Yet while there are many similarities that allow synergies to be realised, the destinations are also quite different in essence, in terms of both the topography and landscape, and in the experiences offered.
The Red Sea Project includes inland resorts but is predominantly a destination built around a stunning archipelago of more than 90 islands. On the contrary, Amaala is situated on a stretch of coastline, rich in intriguing bays lined with some of the best corals in the Red Sea – hence our main development is named “Triple Bay”.
Amaala is focused on health and wellness, and arts and culture, for example, while The Red Sea Project is developing immersive regenerative experiences in nature and adventure.
Please comment on the progress achieved to date on The Red Sea Project, given the fact that it is a unique development in a remote location and like all projects, will have faced challenges in the wake of the Covid-19 crisis?
Despite the difficult circumstances surrounding the pandemic, we have continued to make significant progress on the ground and have awarded more than 500 contracts worth over SR15 billion ($4 billion) to local and international partners.
The 100-hectare landscape nursery – the largest in Saudi Arabia, which will provide more than 15 million plants for the destination – has been operational since early 2020. There are more than 7,000 workers currently on-site and the first 80 km of new roads are now complete. The Construction Village, which is set to house 10,000 workers, is already open and development is also progressing well at the Coastal Village, which will be home to around 14,000 people who will eventually operate the destination. This includes a three-star management hotel which will open by the end of Q2, the first accommodation and our new offices, set to open in Q3.

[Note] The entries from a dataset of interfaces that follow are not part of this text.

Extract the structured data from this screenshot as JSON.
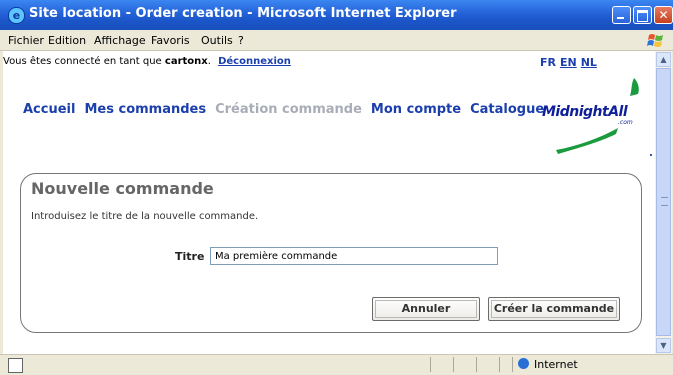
{
  "window": {
    "title": "Site location - Order creation - Microsoft Internet Explorer"
  },
  "menu": [
    "Fichier",
    "Edition",
    "Affichage",
    "Favoris",
    "Outils",
    "?"
  ],
  "page": {
    "login_prefix": "Vous êtes connecté en tant que",
    "username": "cartonx",
    "logout": "Déconnexion",
    "languages": {
      "current": "FR",
      "links": [
        "EN",
        "NL"
      ]
    },
    "nav": [
      {
        "label": "Accueil",
        "active": false
      },
      {
        "label": "Mes commandes",
        "active": false
      },
      {
        "label": "Création commande",
        "active": true
      },
      {
        "label": "Mon compte",
        "active": false
      },
      {
        "label": "Catalogue",
        "active": false
      }
    ],
    "logo_text": "MidnightAll",
    "logo_suffix": ".com"
  },
  "form": {
    "title": "Nouvelle commande",
    "description": "Introduisez le titre de la nouvelle commande.",
    "field_label": "Titre",
    "field_value": "Ma première commande",
    "cancel_label": "Annuler",
    "submit_label": "Créer la commande"
  },
  "statusbar": {
    "zone": "Internet"
  },
  "colors": {
    "link": "#1c3fae",
    "inactive_nav": "#a9adb7",
    "titlebar": "#2462d8",
    "logo_green": "#1a9b3e"
  }
}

Last year, we marked a significant milestone in the construction of our eco-friendly Red Sea International Airport with the award of a substantial contract to an all-Saudi JV between Nesma & Partners and Almabani, ahead of the airport opening in 2022. The package for airside infrastructure works includes the design and building of a Code F runway 3,700 m long, Code B seaplane runway, parallel and link taxiways and pavement works, aeronautical navigational aids, aerodrome ground lighting, airside utilities, helipads, roads and associated buildings.

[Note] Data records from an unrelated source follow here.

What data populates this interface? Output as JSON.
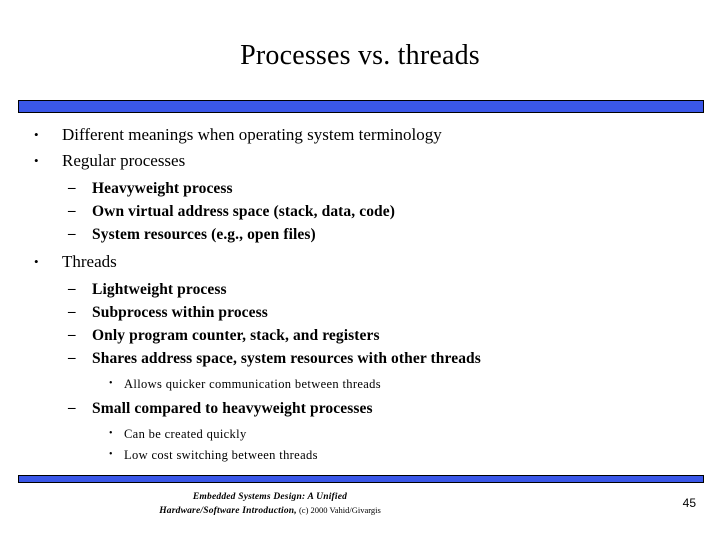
{
  "slide": {
    "title": "Processes vs. threads",
    "page_number": "45",
    "accent_color": "#3A57E8",
    "background_color": "#FFFFFF",
    "text_color": "#000000"
  },
  "decor": {
    "top_rule_name": "top-accent-bar",
    "bottom_rule_name": "bottom-accent-bar"
  },
  "markers": {
    "bullet_dot": "•",
    "bullet_dash": "–"
  },
  "outline": [
    {
      "level": 1,
      "text": "Different meanings when operating system terminology"
    },
    {
      "level": 1,
      "text": "Regular processes"
    },
    {
      "level": 2,
      "text": "Heavyweight process"
    },
    {
      "level": 2,
      "text": "Own virtual address space (stack, data, code)"
    },
    {
      "level": 2,
      "text": "System resources (e.g., open files)"
    },
    {
      "level": 1,
      "text": "Threads"
    },
    {
      "level": 2,
      "text": "Lightweight process"
    },
    {
      "level": 2,
      "text": "Subprocess within process"
    },
    {
      "level": 2,
      "text": "Only program counter, stack, and registers"
    },
    {
      "level": 2,
      "text": "Shares address space, system resources with other threads"
    },
    {
      "level": 3,
      "text": "Allows quicker communication between threads"
    },
    {
      "level": 2,
      "text": "Small compared to heavyweight processes"
    },
    {
      "level": 3,
      "text": "Can be created quickly"
    },
    {
      "level": 3,
      "text": "Low cost switching between threads"
    }
  ],
  "footer": {
    "book_title_line1": "Embedded Systems Design: A Unified",
    "book_title_line2": "Hardware/Software Introduction,",
    "copyright": "(c) 2000 Vahid/Givargis"
  }
}
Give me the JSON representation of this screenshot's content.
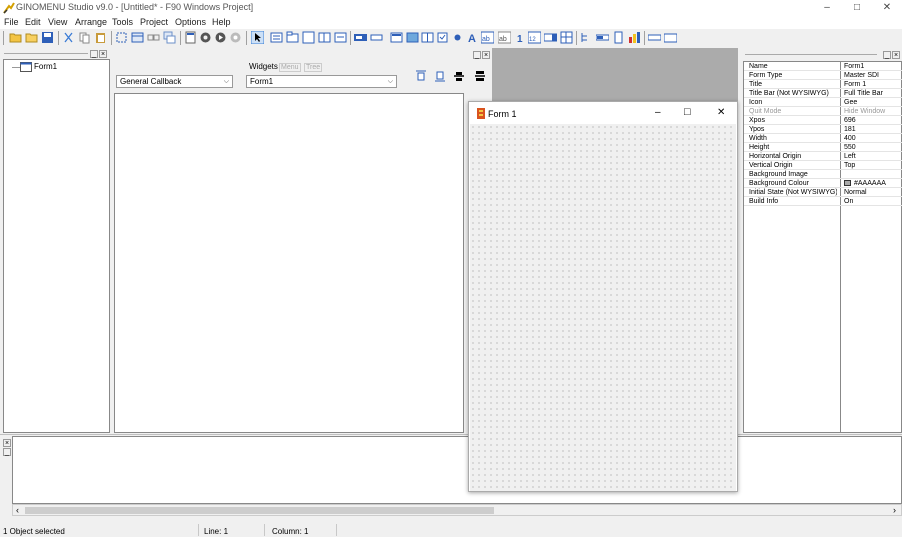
{
  "window": {
    "title": "GINOMENU Studio v9.0 - [Untitled* - F90 Windows Project]",
    "minimize": "–",
    "maximize": "□",
    "close": "✕"
  },
  "menu": [
    "File",
    "Edit",
    "View",
    "Arrange",
    "Tools",
    "Project",
    "Options",
    "Help"
  ],
  "tree": {
    "root_label": "Form1"
  },
  "editor": {
    "callback_combo": "General Callback",
    "widgets_tab": "Widgets",
    "menu_tab": "Menu",
    "tree_tab": "Tree",
    "object_combo": "Form1"
  },
  "form_preview": {
    "title": "Form 1",
    "minimize": "–",
    "maximize": "□",
    "close": "✕"
  },
  "properties": {
    "rows": [
      {
        "name": "Name",
        "value": "Form1"
      },
      {
        "name": "Form Type",
        "value": "Master SDI"
      },
      {
        "name": "Title",
        "value": "Form 1"
      },
      {
        "name": "Title Bar (Not WYSIWYG)",
        "value": "Full Title Bar"
      },
      {
        "name": "Icon",
        "value": "Gee"
      },
      {
        "name": "Quit Mode",
        "value": "Hide Window"
      },
      {
        "name": "Xpos",
        "value": "696"
      },
      {
        "name": "Ypos",
        "value": "181"
      },
      {
        "name": "Width",
        "value": "400"
      },
      {
        "name": "Height",
        "value": "550"
      },
      {
        "name": "Horizontal Origin",
        "value": "Left"
      },
      {
        "name": "Vertical Origin",
        "value": "Top"
      },
      {
        "name": "Background Image",
        "value": ""
      },
      {
        "name": "Background Colour",
        "value": "#AAAAAA"
      },
      {
        "name": "Initial State (Not WYSIWYG)",
        "value": "Normal"
      },
      {
        "name": "Build Info",
        "value": "On"
      }
    ]
  },
  "status": {
    "selection": "1 Object selected",
    "line": "Line: 1",
    "column": "Column: 1"
  },
  "colors": {
    "background_colour_swatch": "#AAAAAA"
  }
}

Phase One of the project remains on track with the first few hotels due for completion by the end of 2022 along with our dedicated international airport. The remainder of Phase One assets will complete in 2023, to total 16 hotels and 3,000 rooms across five islands and two inland resorts, as well as commercial, retail and leisure facilities and other infrastructure.
We have an exciting year ahead at TRSDC. As we move into a post-Covid world, we are creating more partnerships, breaking new ground and continuing to move forward with our plans to welcome the first guests by the end of 2022.